A proposed expansion of Connecticut’s Paid Family and Medical Leave may be a win for workers, but members of the small business sector are worried where that will leave them if someone calls out because a family member is sick.
“It’s going to cause a lot of administrative problems for small businesses,” said Eric Gjede, Vice President of Government Affairs for the Connecticut Business and Industry Association, which also expressed its concerns earlier this month when a pair of bills got the go-ahead by the Labor and Public Employees Committee, inching the state closer to establishing a Family Medical Leave Trust Fund.
The General Assembly committee approved two identical bills —SB 1 and HB 5003 — on 9-5 party line votes Feb. 20.
Both bills establish up to 12 weeks of annual leave for private sector and some state government employees at 100 percent of their salary, capped at $1,000 per week, for their own or extended family members’ illnesses.
The state-run program would be funded through an automatic 0.5 percent payroll tax, withheld from employees’ after-tax earnings. Employees cannot opt out of the program.
Among the bills’ supporters is state Sen. Julie Kushner, D-Danbury, who has said in published reports that she spent a lot of time talking to voters and small business owners about the legislation.
What she found was that employees who need the time are going to take it regardless of whether a program is in place.
“They just simply don’t get paid,” Kushner said.
She also said the bill is a way for small businesses to provide a benefit to their employees that they might not have been able to offer.
Critics, however, say the price is too high for worker and small business.
“You have a lot of folks in the state living paycheck to paycheck who now are going to see less take-home wage if you’re looking to employers to make up the difference,” Gjede said.

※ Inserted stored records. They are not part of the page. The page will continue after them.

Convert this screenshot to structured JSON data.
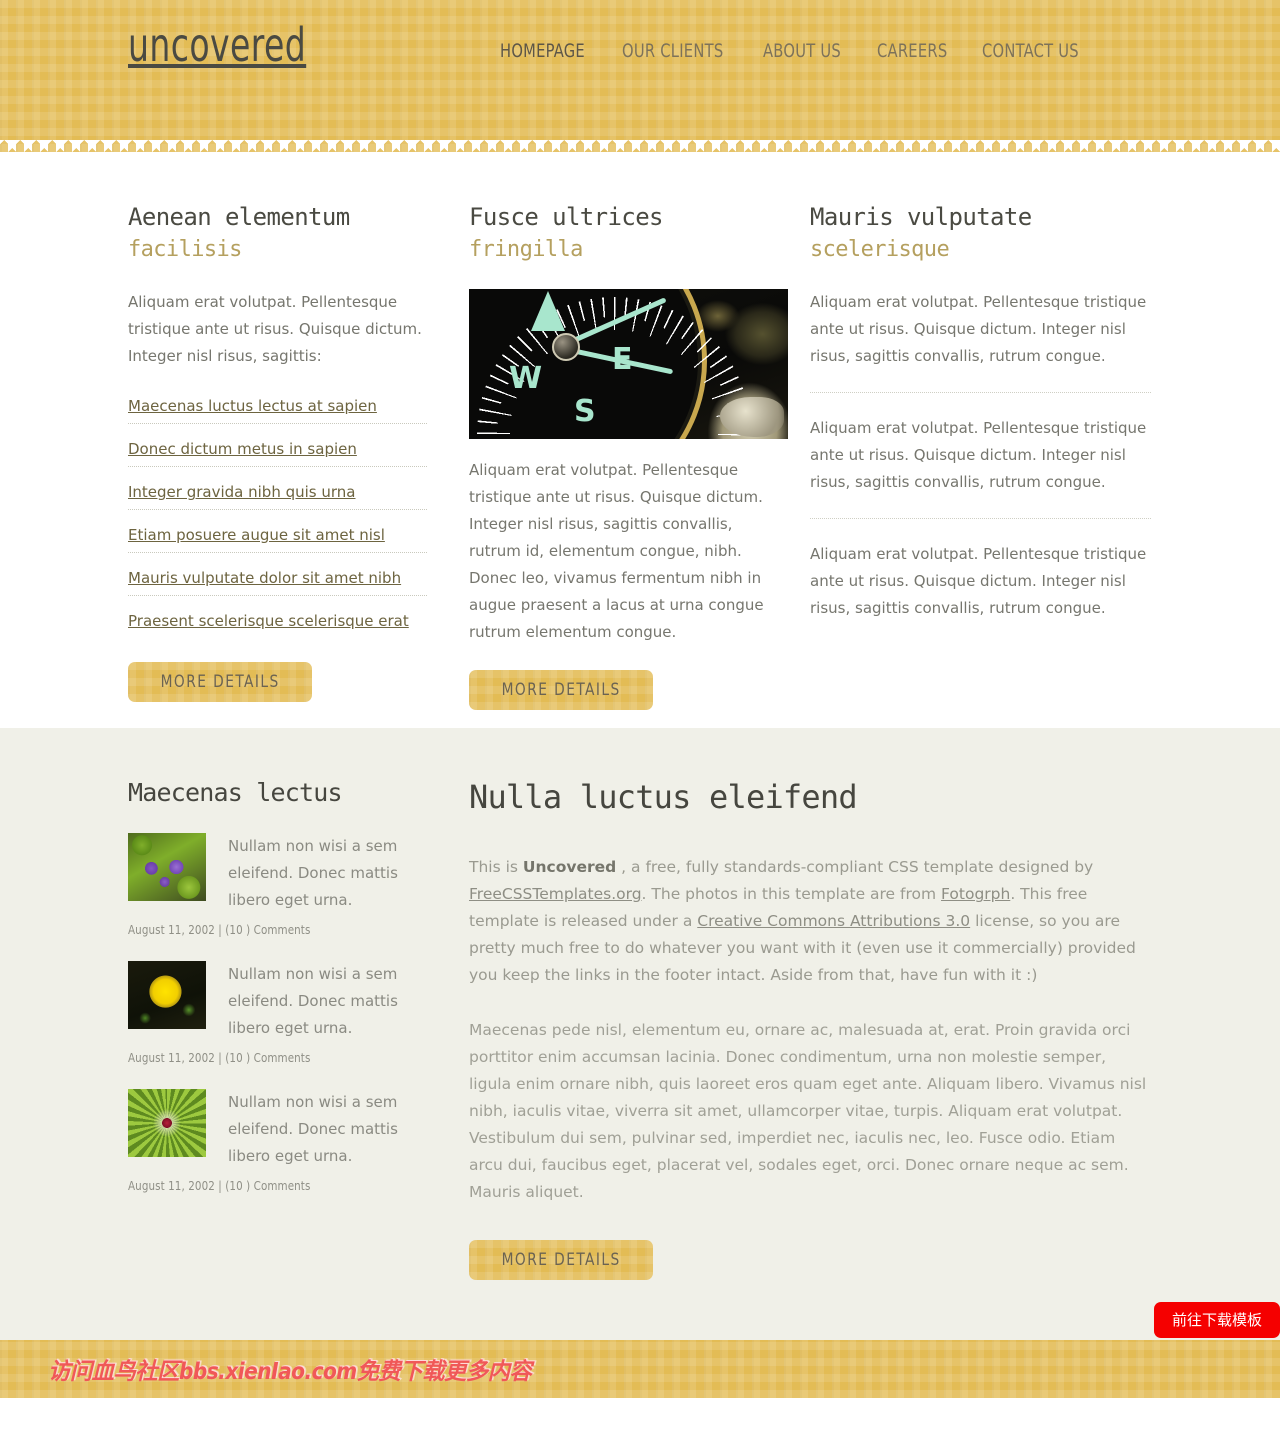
{
  "site": {
    "logo": "uncovered",
    "accent_gold": "#e3bc55",
    "accent_dark": "#4a4a42",
    "sub_gold": "#b5a05f",
    "cta_red": "#f50000"
  },
  "nav": {
    "items": [
      {
        "label": "HOMEPAGE",
        "current": true
      },
      {
        "label": "OUR CLIENTS",
        "current": false
      },
      {
        "label": "ABOUT US",
        "current": false
      },
      {
        "label": "CAREERS",
        "current": false
      },
      {
        "label": "CONTACT US",
        "current": false
      }
    ]
  },
  "splash": {
    "col1": {
      "title": "Aenean elementum",
      "subtitle": "facilisis",
      "intro": "Aliquam erat volutpat. Pellentesque tristique ante ut risus. Quisque dictum. Integer nisl risus, sagittis:",
      "links": [
        "Maecenas luctus lectus at sapien",
        "Donec dictum metus in sapien",
        "Integer gravida nibh quis urna",
        "Etiam posuere augue sit amet nisl",
        "Mauris vulputate dolor sit amet nibh",
        "Praesent scelerisque scelerisque erat"
      ],
      "button": "MORE DETAILS"
    },
    "col2": {
      "title": "Fusce ultrices",
      "subtitle": "fringilla",
      "image_alt": "compass-photo",
      "body": "Aliquam erat volutpat. Pellentesque tristique ante ut risus. Quisque dictum. Integer nisl risus, sagittis convallis, rutrum id, elementum congue, nibh. Donec leo, vivamus fermentum nibh in augue praesent a lacus at urna congue rutrum elementum congue.",
      "button": "MORE DETAILS"
    },
    "col3": {
      "title": "Mauris vulputate",
      "subtitle": "scelerisque",
      "blocks": [
        "Aliquam erat volutpat. Pellentesque tristique ante ut risus. Quisque dictum. Integer nisl risus, sagittis convallis, rutrum congue.",
        "Aliquam erat volutpat. Pellentesque tristique ante ut risus. Quisque dictum. Integer nisl risus, sagittis convallis, rutrum congue.",
        "Aliquam erat volutpat. Pellentesque tristique ante ut risus. Quisque dictum. Integer nisl risus, sagittis convallis, rutrum congue."
      ]
    }
  },
  "sidebar": {
    "title": "Maecenas lectus",
    "posts": [
      {
        "thumb": "violet-flower-thumb",
        "text": "Nullam non wisi a sem eleifend. Donec mattis libero eget urna.",
        "meta": "August 11, 2002 | (10 ) Comments"
      },
      {
        "thumb": "marigold-flower-thumb",
        "text": "Nullam non wisi a sem eleifend. Donec mattis libero eget urna.",
        "meta": "August 11, 2002 | (10 ) Comments"
      },
      {
        "thumb": "spiky-flower-thumb",
        "text": "Nullam non wisi a sem eleifend. Donec mattis libero eget urna.",
        "meta": "August 11, 2002 | (10 ) Comments"
      }
    ]
  },
  "content": {
    "title": "Nulla luctus eleifend",
    "lead": {
      "p1": "This is ",
      "strong": "Uncovered",
      "p2": " , a free, fully standards-compliant CSS template designed by ",
      "link1": "FreeCSSTemplates.org",
      "p3": ". The photos in this template are from ",
      "link2": "Fotogrph",
      "p4": ". This free template is released under a ",
      "link3": "Creative Commons Attributions 3.0",
      "p5": " license, so you are pretty much free to do whatever you want with it (even use it commercially) provided you keep the links in the footer intact. Aside from that, have fun with it :)"
    },
    "paragraph": "Maecenas pede nisl, elementum eu, ornare ac, malesuada at, erat. Proin gravida orci porttitor enim accumsan lacinia. Donec condimentum, urna non molestie semper, ligula enim ornare nibh, quis laoreet eros quam eget ante. Aliquam libero. Vivamus nisl nibh, iaculis vitae, viverra sit amet, ullamcorper vitae, turpis. Aliquam erat volutpat. Vestibulum dui sem, pulvinar sed, imperdiet nec, iaculis nec, leo. Fusce odio. Etiam arcu dui, faucibus eget, placerat vel, sodales eget, orci. Donec ornare neque ac sem. Mauris aliquet.",
    "button": "MORE DETAILS"
  },
  "footer": {
    "watermark": "访问血鸟社区bbs.xienIao.com免费下载更多内容"
  },
  "cta": {
    "label": "前往下载模板"
  }
}
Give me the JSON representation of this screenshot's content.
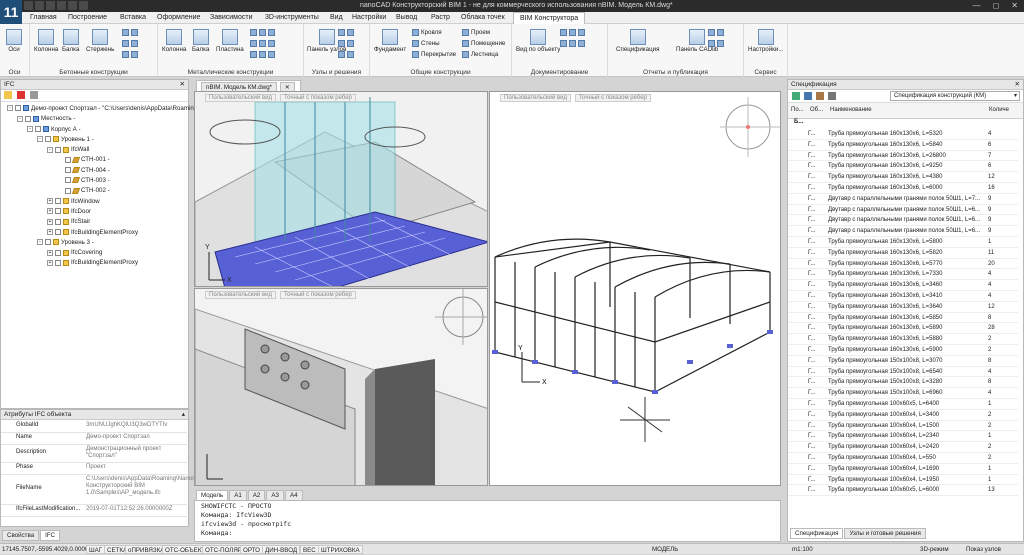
{
  "app_title": "nanoCAD Конструкторский BIM 1 - не для коммерческого использования nBIM. Модель КМ.dwg*",
  "logo": "11",
  "menu": [
    "Главная",
    "Построение",
    "Вставка",
    "Оформление",
    "Зависимости",
    "3D-инструменты",
    "Вид",
    "Настройки",
    "Вывод",
    "Растр",
    "Облака точек",
    "BIM Конструктора"
  ],
  "ribbon": {
    "groups": [
      {
        "label": "Оси",
        "buttons": [
          "Оси"
        ]
      },
      {
        "label": "Бетонные конструкции",
        "buttons": [
          "Колонна",
          "Балка",
          "Стержень"
        ]
      },
      {
        "label": "Металлические конструкции",
        "buttons": [
          "Колонна",
          "Балка",
          "Пластина"
        ]
      },
      {
        "label": "Узлы и решения",
        "buttons": [
          "Панель узлов"
        ]
      },
      {
        "label": "Общие конструкции",
        "buttons": [
          "Фундамент",
          "Кровля",
          "Стены",
          "Перекрытие",
          "Проем",
          "Помещение",
          "Лестница"
        ]
      },
      {
        "label": "Документирование",
        "buttons": [
          "Вид по объекту"
        ]
      },
      {
        "label": "Отчеты и публикация",
        "buttons": [
          "Спецификация",
          "Панель CADlib"
        ]
      },
      {
        "label": "Сервис",
        "buttons": [
          "Настройки..."
        ]
      }
    ]
  },
  "ifc_panel": {
    "title": "IFC",
    "tree": [
      "Демо-проект Спортзал - \"C:\\Users\\denis\\AppData\\Roamin",
      "Местность -",
      "Корпус А -",
      "Уровень 1 -",
      "IfcWall",
      "СТН-001 -",
      "СТН-004 -",
      "СТН-003 -",
      "СТН-002 -",
      "IfcWindow",
      "IfcDoor",
      "IfcStair",
      "IfcBuildingElementProxy",
      "Уровень 3 -",
      "IfcCovering",
      "IfcBuildingElementProxy"
    ]
  },
  "attributes": {
    "title": "Атрибуты IFC объекта",
    "rows": [
      {
        "k": "GlobalId",
        "v": "3mUNUJghKQlU3Q3wDTYTIv"
      },
      {
        "k": "Name",
        "v": "Демо-проект Спортзал"
      },
      {
        "k": "Description",
        "v": "Демонстрационный проект \"Спортзал\""
      },
      {
        "k": "Phase",
        "v": "Проект"
      },
      {
        "k": "FileName",
        "v": "C:\\Users\\denis\\AppData\\Roaming\\Nanosoft\\nanoCAD Конструкторский BIM 1.0\\Samples\\AP_модель.ifc"
      },
      {
        "k": "IfcFileLastModification...",
        "v": "2019-07-01T12:52:26.0000000Z"
      }
    ]
  },
  "left_tabs": [
    "Свойства",
    "IFC"
  ],
  "doc_tab": "nBIM. Модель КМ.dwg*",
  "viewport_labels": [
    "Пользовательский вид",
    "Точный с показом ребер"
  ],
  "model_tabs": [
    "Модель",
    "A1",
    "A2",
    "A3",
    "A4"
  ],
  "command_lines": [
    "SHOWIFCTC - ПРОСТО",
    "Команда: IfcView3D",
    "ifcview3d - просмотрifc",
    "Команда:"
  ],
  "spec_panel": {
    "title": "Спецификация",
    "dropdown": "Спецификация конструкций (КМ)",
    "headers": [
      "По...",
      "Об...",
      "Наименование",
      "Количе"
    ],
    "group_row": "Б...",
    "rows": [
      {
        "c": "Г...",
        "n": "Труба прямоугольная 160х130х6, L=5320",
        "q": "4"
      },
      {
        "c": "Г...",
        "n": "Труба прямоугольная 160х130х6, L=5840",
        "q": "6"
      },
      {
        "c": "Г...",
        "n": "Труба прямоугольная 160х130х6, L=26800",
        "q": "7"
      },
      {
        "c": "Г...",
        "n": "Труба прямоугольная 160х130х6, L=9250",
        "q": "6"
      },
      {
        "c": "Г...",
        "n": "Труба прямоугольная 160х130х6, L=4380",
        "q": "12"
      },
      {
        "c": "Г...",
        "n": "Труба прямоугольная 160х130х6, L=6000",
        "q": "16"
      },
      {
        "c": "Г...",
        "n": "Двутавр с параллельными гранями полок 50Ш1, L=7...",
        "q": "9"
      },
      {
        "c": "Г...",
        "n": "Двутавр с параллельными гранями полок 50Ш1, L=6...",
        "q": "9"
      },
      {
        "c": "Г...",
        "n": "Двутавр с параллельными гранями полок 50Ш1, L=6...",
        "q": "9"
      },
      {
        "c": "Г...",
        "n": "Двутавр с параллельными гранями полок 50Ш1, L=6...",
        "q": "9"
      },
      {
        "c": "Г...",
        "n": "Труба прямоугольная 160х130х6, L=5800",
        "q": "1"
      },
      {
        "c": "Г...",
        "n": "Труба прямоугольная 160х130х6, L=5820",
        "q": "11"
      },
      {
        "c": "Г...",
        "n": "Труба прямоугольная 160х130х6, L=5770",
        "q": "20"
      },
      {
        "c": "Г...",
        "n": "Труба прямоугольная 160х130х6, L=7330",
        "q": "4"
      },
      {
        "c": "Г...",
        "n": "Труба прямоугольная 160х130х6, L=3460",
        "q": "4"
      },
      {
        "c": "Г...",
        "n": "Труба прямоугольная 160х130х6, L=3410",
        "q": "4"
      },
      {
        "c": "Г...",
        "n": "Труба прямоугольная 160х130х6, L=3640",
        "q": "12"
      },
      {
        "c": "Г...",
        "n": "Труба прямоугольная 160х130х6, L=5850",
        "q": "8"
      },
      {
        "c": "Г...",
        "n": "Труба прямоугольная 160х130х6, L=5890",
        "q": "28"
      },
      {
        "c": "Г...",
        "n": "Труба прямоугольная 160х130х6, L=5880",
        "q": "2"
      },
      {
        "c": "Г...",
        "n": "Труба прямоугольная 160х130х6, L=5900",
        "q": "2"
      },
      {
        "c": "Г...",
        "n": "Труба прямоугольная 150х100х8, L=3070",
        "q": "8"
      },
      {
        "c": "Г...",
        "n": "Труба прямоугольная 150х100х8, L=6540",
        "q": "4"
      },
      {
        "c": "Г...",
        "n": "Труба прямоугольная 150х100х8, L=3280",
        "q": "8"
      },
      {
        "c": "Г...",
        "n": "Труба прямоугольная 150х100х8, L=6960",
        "q": "4"
      },
      {
        "c": "Г...",
        "n": "Труба прямоугольная 100х60х5, L=6400",
        "q": "1"
      },
      {
        "c": "Г...",
        "n": "Труба прямоугольная 100х60х4, L=3400",
        "q": "2"
      },
      {
        "c": "Г...",
        "n": "Труба прямоугольная 100х60х4, L=1500",
        "q": "2"
      },
      {
        "c": "Г...",
        "n": "Труба прямоугольная 100х60х4, L=2340",
        "q": "1"
      },
      {
        "c": "Г...",
        "n": "Труба прямоугольная 100х60х4, L=2420",
        "q": "2"
      },
      {
        "c": "Г...",
        "n": "Труба прямоугольная 100х60х4, L=550",
        "q": "2"
      },
      {
        "c": "Г...",
        "n": "Труба прямоугольная 100х60х4, L=1690",
        "q": "1"
      },
      {
        "c": "Г...",
        "n": "Труба прямоугольная 100х60х4, L=1950",
        "q": "1"
      },
      {
        "c": "Г...",
        "n": "Труба прямоугольная 100х60х5, L=6000",
        "q": "13"
      }
    ],
    "tabs": [
      "Спецификация",
      "Узлы и готовые решения"
    ]
  },
  "status": {
    "coords": "17145.7507,-5595.4029,0.0000",
    "toggles": [
      "ШАГ",
      "СЕТКА",
      "оПРИВЯЗКА",
      "ОТС-ОБЪЕКТ",
      "ОТС-ПОЛЯР",
      "ОРТО",
      "ДИН-ВВОД",
      "ВЕС",
      "ШТРИХОВКА"
    ],
    "model": "МОДЕЛЬ",
    "scale": "m1:100",
    "mode": "3D-режим",
    "nodes": "Показ узлов"
  },
  "colors": {
    "accent": "#1f4e79",
    "ribbon_tab": "#ffffff",
    "model_grid": "#5860d6",
    "glass": "#7fd3d9"
  }
}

In a press release earlier this month, the Connecticut branch of the National Federation of Independent Businesses openly opposed both.
“It’s possible a larger corporation or firms with many employees can fill the void, especially when a couple of people take leave at the same time, but this will become an impossible circumstance for most small businesses,” said Andrew Markowski, state director of NFIB in Connecticut, in the release.
Connecticut is now surrounded by states that offer some version of paid Family and Medical Leave.
Massachusetts and New York, two of the most recent states to adopt paid leave, already are looking to increase the payroll taxes that fund their programs.
In 2019, New York increased the payroll tax to 0.153 percent from 0.126 the year prior — still far below Connecticut’s proposed tax — with a maximum employee contribution of $108 while the benefit increased to 55 percent for a maximum of eight weeks —up from 50 percent.
Gjede has expressed his support for programs closer to those models
“It is a benefit for employees, no doubt about that, and that’s why some businesses — particularly larger businesses — voluntarily provide this when they can afford to do so,” Gjede said. “We’re just arguing that applying it to such small businesses is going to be a problem for many and what is proposed for the state is financially unsustainable.”